Hyde’s appearance provokes revulsion:- “pale and dwarfish… with a murderousmixture of timidity and boldness”(13)- the parataxis accentuates Hyde’sunevolved nature, “almost Neanderthal in looks and stature”5. Refusal of scientificknowledge opposing the Bible and ‘troglodytic'(14) ancestry, contrastsecclesiastical portrayals of Adam and Eve from the Book of Genesis whichdepicts the creation of Man as reflective of God’s image. Darwin’s research onevolution from animals juxtaposed Christian ideas, which deemed science as ludicrousthat Victorians were once grotesque and uncivilised species.
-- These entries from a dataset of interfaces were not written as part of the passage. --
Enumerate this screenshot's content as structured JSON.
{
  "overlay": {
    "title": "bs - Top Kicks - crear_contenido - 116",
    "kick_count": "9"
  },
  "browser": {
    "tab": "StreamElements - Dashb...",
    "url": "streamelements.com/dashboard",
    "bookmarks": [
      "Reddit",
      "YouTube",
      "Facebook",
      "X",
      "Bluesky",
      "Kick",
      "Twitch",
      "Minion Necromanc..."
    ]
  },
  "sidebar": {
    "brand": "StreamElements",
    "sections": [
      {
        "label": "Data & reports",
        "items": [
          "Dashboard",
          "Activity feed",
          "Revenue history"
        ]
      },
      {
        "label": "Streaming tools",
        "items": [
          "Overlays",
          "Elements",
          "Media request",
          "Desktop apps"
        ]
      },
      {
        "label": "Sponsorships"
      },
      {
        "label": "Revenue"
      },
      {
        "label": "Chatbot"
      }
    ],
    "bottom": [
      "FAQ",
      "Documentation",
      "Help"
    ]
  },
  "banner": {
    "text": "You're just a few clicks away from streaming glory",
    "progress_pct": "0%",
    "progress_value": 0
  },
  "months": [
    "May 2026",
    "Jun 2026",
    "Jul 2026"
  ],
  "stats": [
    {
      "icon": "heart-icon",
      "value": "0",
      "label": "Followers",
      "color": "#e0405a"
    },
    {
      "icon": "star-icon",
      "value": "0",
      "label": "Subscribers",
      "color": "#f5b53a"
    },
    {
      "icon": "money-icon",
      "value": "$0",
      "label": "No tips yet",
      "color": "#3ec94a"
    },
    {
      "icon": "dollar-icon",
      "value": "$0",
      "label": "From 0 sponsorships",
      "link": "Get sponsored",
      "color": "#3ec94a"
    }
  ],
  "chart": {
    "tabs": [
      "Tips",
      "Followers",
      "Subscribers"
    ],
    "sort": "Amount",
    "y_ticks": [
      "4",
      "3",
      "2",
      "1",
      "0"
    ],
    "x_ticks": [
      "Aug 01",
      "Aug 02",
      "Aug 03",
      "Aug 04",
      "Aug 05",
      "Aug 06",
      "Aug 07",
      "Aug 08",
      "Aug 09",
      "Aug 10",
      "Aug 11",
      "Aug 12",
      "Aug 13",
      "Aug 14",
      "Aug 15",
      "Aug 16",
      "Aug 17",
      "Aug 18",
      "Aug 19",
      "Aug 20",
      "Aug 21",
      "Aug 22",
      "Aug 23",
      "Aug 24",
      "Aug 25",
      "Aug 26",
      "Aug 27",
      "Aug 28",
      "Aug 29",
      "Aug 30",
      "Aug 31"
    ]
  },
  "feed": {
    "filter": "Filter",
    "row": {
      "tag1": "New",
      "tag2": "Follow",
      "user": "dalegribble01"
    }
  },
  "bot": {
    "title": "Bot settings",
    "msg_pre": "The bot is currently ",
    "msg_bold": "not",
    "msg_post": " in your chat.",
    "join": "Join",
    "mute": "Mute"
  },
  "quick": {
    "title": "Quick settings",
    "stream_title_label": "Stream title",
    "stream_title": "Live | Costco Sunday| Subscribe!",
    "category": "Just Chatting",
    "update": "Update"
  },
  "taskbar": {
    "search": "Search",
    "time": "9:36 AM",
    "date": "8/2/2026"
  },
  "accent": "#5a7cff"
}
Darwin’s theorywas generally rejected, though people of higher class thought that they weremore evolved and closer to the pedestalised, Utopian view of the ‘perfecthuman’.
Dr Jekyll and Mr Hyde imagines the inextricable relationshipbetween savagery and civility. 1 Robert Louis Stevenson, Dr Jekyll and Mr Hyde, ed. RobertMinghall, Penguin English Library (London, England: Penguin Group, 2012)– All bracketed references from thetext.2 Karl Marx, Economic & Philosophic Manuscripts of 1844 (Moscow: ProgressPublishers, 1959)3 Charles.
R Darwin, The Descent of Man and Selection in Relation to Sex, Vol. 1(London: John Murray, 1871)4 Nancy M. Tischler, Tennesse Williams: Rebellious Puritan’, (1961).5 Dana Brook Thurmond, ‘The Influence ofCarl Jung’s Archetype of the Shadow’ (Degree of Master of Liberal Studies,Rollins College, 2012)